**Exercise requirements**.
For every entry, reproduce the wording exactly and omit any image it holds.

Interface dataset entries
↓
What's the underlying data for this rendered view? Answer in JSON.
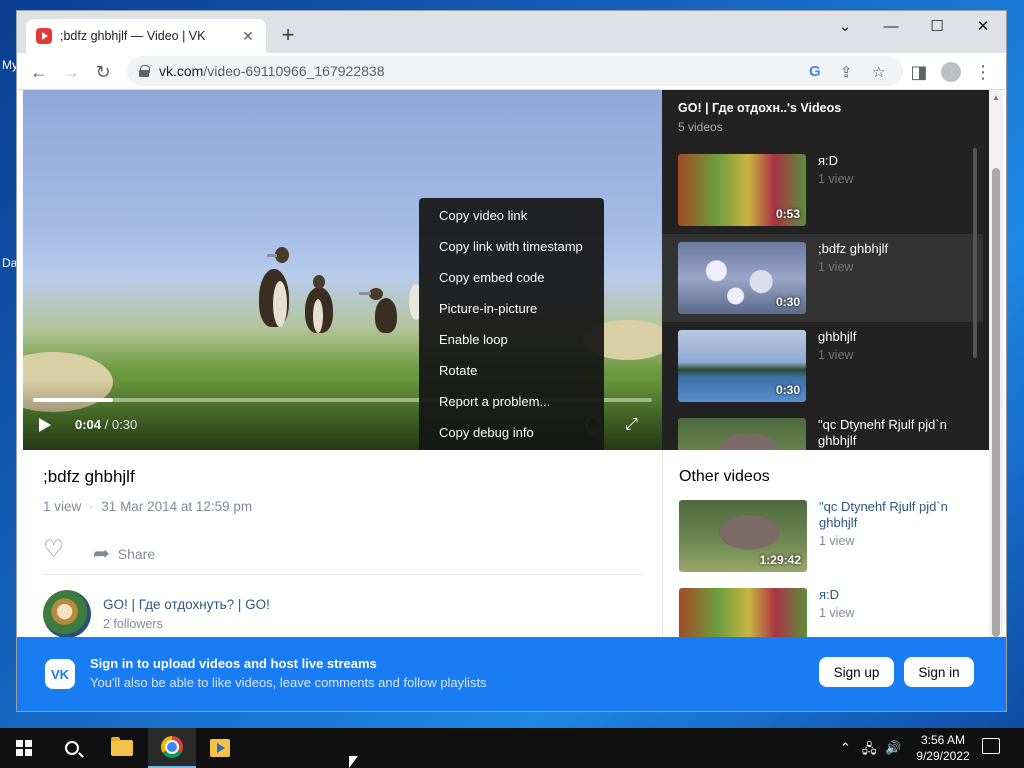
{
  "desktop": {
    "label_1": "My",
    "label_2": "Da"
  },
  "browser": {
    "tab_title": ";bdfz ghbhjlf — Video | VK",
    "tab_close": "✕",
    "new_tab": "+",
    "url_host": "vk.com",
    "url_path": "/video-69110966_167922838",
    "win_minimize": "—",
    "win_maximize": "☐",
    "win_close": "✕",
    "tab_search": "⌄"
  },
  "video": {
    "current_time": "0:04",
    "separator": " / ",
    "duration": "0:30",
    "progress": 0.13
  },
  "context_menu": {
    "items": [
      "Copy video link",
      "Copy link with timestamp",
      "Copy embed code",
      "Picture-in-picture",
      "Enable loop",
      "Rotate",
      "Report a problem...",
      "Copy debug info"
    ]
  },
  "playlist": {
    "title": "GO! | Где отдохн..'s Videos",
    "count": "5 videos",
    "items": [
      {
        "name": "я:D",
        "views": "1 view",
        "duration": "0:53"
      },
      {
        "name": ";bdfz ghbhjlf",
        "views": "1 view",
        "duration": "0:30"
      },
      {
        "name": "ghbhjlf",
        "views": "1 view",
        "duration": "0:30"
      },
      {
        "name": "\"qc Dtynehf Rjulf pjd`n ghbhjlf",
        "views": "",
        "duration": ""
      }
    ]
  },
  "info": {
    "title": ";bdfz ghbhjlf",
    "views": "1 view",
    "dot": "·",
    "date": "31 Mar 2014 at 12:59 pm",
    "share_label": "Share",
    "channel_name": "GO! | Где отдохнуть? | GO!",
    "followers": "2 followers"
  },
  "other_videos": {
    "title": "Other videos",
    "items": [
      {
        "name": "\"qc Dtynehf Rjulf pjd`n ghbhjlf",
        "views": "1 view",
        "duration": "1:29:42"
      },
      {
        "name": "я:D",
        "views": "1 view",
        "duration": ""
      }
    ]
  },
  "banner": {
    "logo": "VK",
    "title": "Sign in to upload videos and host live streams",
    "subtitle": "You'll also be able to like videos, leave comments and follow playlists",
    "sign_up": "Sign up",
    "sign_in": "Sign in"
  },
  "taskbar": {
    "time": "3:56 AM",
    "date": "9/29/2022",
    "tray_chevron": "⌃",
    "tray_net": "🖧",
    "tray_vol": "🔊"
  },
  "colors": {
    "vk_blue": "#1a7cf2",
    "link": "#2a5885",
    "muted": "#818c99"
  }
}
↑
**Solution below**.
What's the underlying data for this rendered view? Answer in JSON.
{
  "desktop": {
    "label_1": "My",
    "label_2": "Da"
  },
  "browser": {
    "tab_title": ";bdfz ghbhjlf — Video | VK",
    "tab_close": "✕",
    "new_tab": "+",
    "url_host": "vk.com",
    "url_path": "/video-69110966_167922838",
    "win_minimize": "—",
    "win_maximize": "☐",
    "win_close": "✕",
    "tab_search": "⌄"
  },
  "video": {
    "current_time": "0:04",
    "separator": " / ",
    "duration": "0:30",
    "progress": 0.13
  },
  "context_menu": {
    "items": [
      "Copy video link",
      "Copy link with timestamp",
      "Copy embed code",
      "Picture-in-picture",
      "Enable loop",
      "Rotate",
      "Report a problem...",
      "Copy debug info"
    ]
  },
  "playlist": {
    "title": "GO! | Где отдохн..'s Videos",
    "count": "5 videos",
    "items": [
      {
        "name": "я:D",
        "views": "1 view",
        "duration": "0:53"
      },
      {
        "name": ";bdfz ghbhjlf",
        "views": "1 view",
        "duration": "0:30"
      },
      {
        "name": "ghbhjlf",
        "views": "1 view",
        "duration": "0:30"
      },
      {
        "name": "\"qc Dtynehf Rjulf pjd`n ghbhjlf",
        "views": "",
        "duration": ""
      }
    ]
  },
  "info": {
    "title": ";bdfz ghbhjlf",
    "views": "1 view",
    "dot": "·",
    "date": "31 Mar 2014 at 12:59 pm",
    "share_label": "Share",
    "channel_name": "GO! | Где отдохнуть? | GO!",
    "followers": "2 followers"
  },
  "other_videos": {
    "title": "Other videos",
    "items": [
      {
        "name": "\"qc Dtynehf Rjulf pjd`n ghbhjlf",
        "views": "1 view",
        "duration": "1:29:42"
      },
      {
        "name": "я:D",
        "views": "1 view",
        "duration": ""
      }
    ]
  },
  "banner": {
    "logo": "VK",
    "title": "Sign in to upload videos and host live streams",
    "subtitle": "You'll also be able to like videos, leave comments and follow playlists",
    "sign_up": "Sign up",
    "sign_in": "Sign in"
  },
  "taskbar": {
    "time": "3:56 AM",
    "date": "9/29/2022",
    "tray_chevron": "⌃",
    "tray_net": "🖧",
    "tray_vol": "🔊"
  },
  "colors": {
    "vk_blue": "#1a7cf2",
    "link": "#2a5885",
    "muted": "#818c99"
  }
}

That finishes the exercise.